Work instruction >>
The following data needs to be repeated exactly, with all images excluded.

Component data from apps and pages
• • • • • • •
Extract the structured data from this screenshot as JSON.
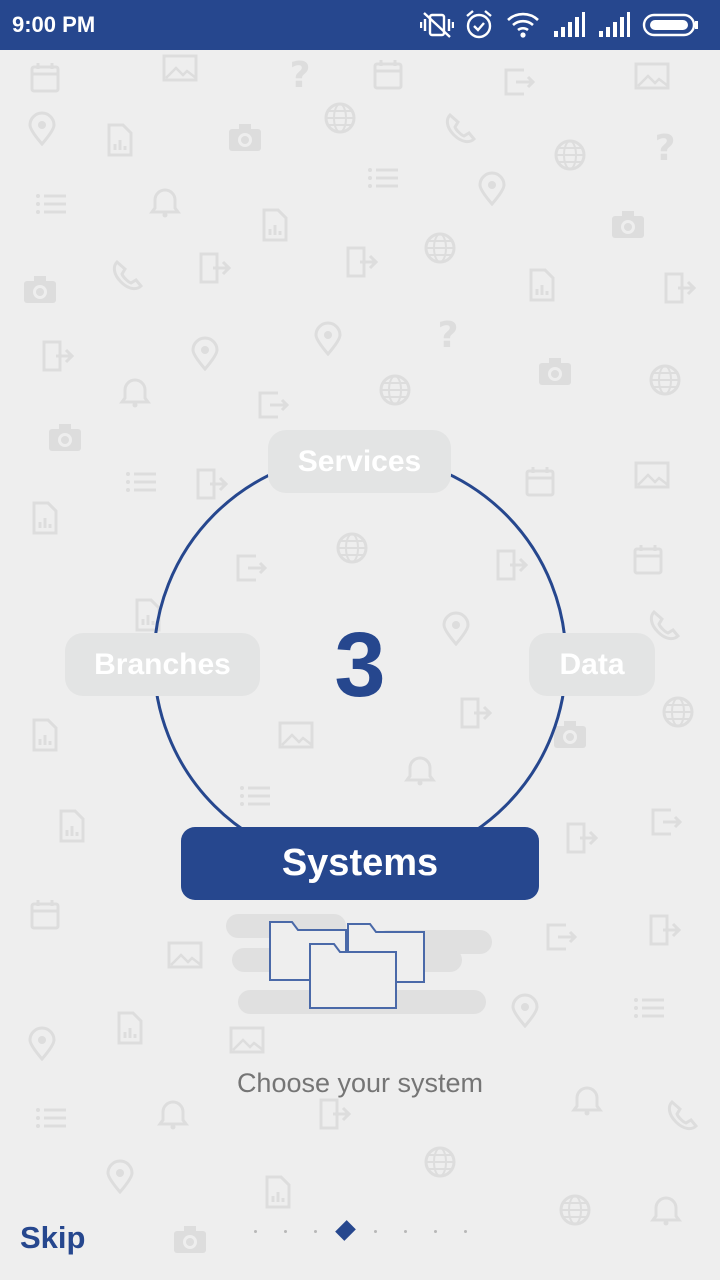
{
  "status_bar": {
    "time": "9:00 PM",
    "icons": [
      "vibrate-off-icon",
      "alarm-icon",
      "wifi-icon",
      "signal-icon",
      "signal-icon",
      "battery-icon"
    ]
  },
  "diagram": {
    "number": "3",
    "top_label": "Services",
    "left_label": "Branches",
    "right_label": "Data",
    "highlight_label": "Systems"
  },
  "illustration": {
    "icon": "folders-icon"
  },
  "subtitle": "Choose your system",
  "footer": {
    "skip_label": "Skip",
    "page_indicator": {
      "total": 8,
      "current": 4
    }
  },
  "colors": {
    "primary": "#26478e",
    "background": "#eeeeee",
    "pill": "#e3e4e4",
    "pattern": "#e0e0e0"
  }
}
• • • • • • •
Response to this exercise >>
Extract the structured data from this screenshot as JSON.
{
  "status_bar": {
    "time": "9:00 PM",
    "icons": [
      "vibrate-off-icon",
      "alarm-icon",
      "wifi-icon",
      "signal-icon",
      "signal-icon",
      "battery-icon"
    ]
  },
  "diagram": {
    "number": "3",
    "top_label": "Services",
    "left_label": "Branches",
    "right_label": "Data",
    "highlight_label": "Systems"
  },
  "illustration": {
    "icon": "folders-icon"
  },
  "subtitle": "Choose your system",
  "footer": {
    "skip_label": "Skip",
    "page_indicator": {
      "total": 8,
      "current": 4
    }
  },
  "colors": {
    "primary": "#26478e",
    "background": "#eeeeee",
    "pill": "#e3e4e4",
    "pattern": "#e0e0e0"
  }
}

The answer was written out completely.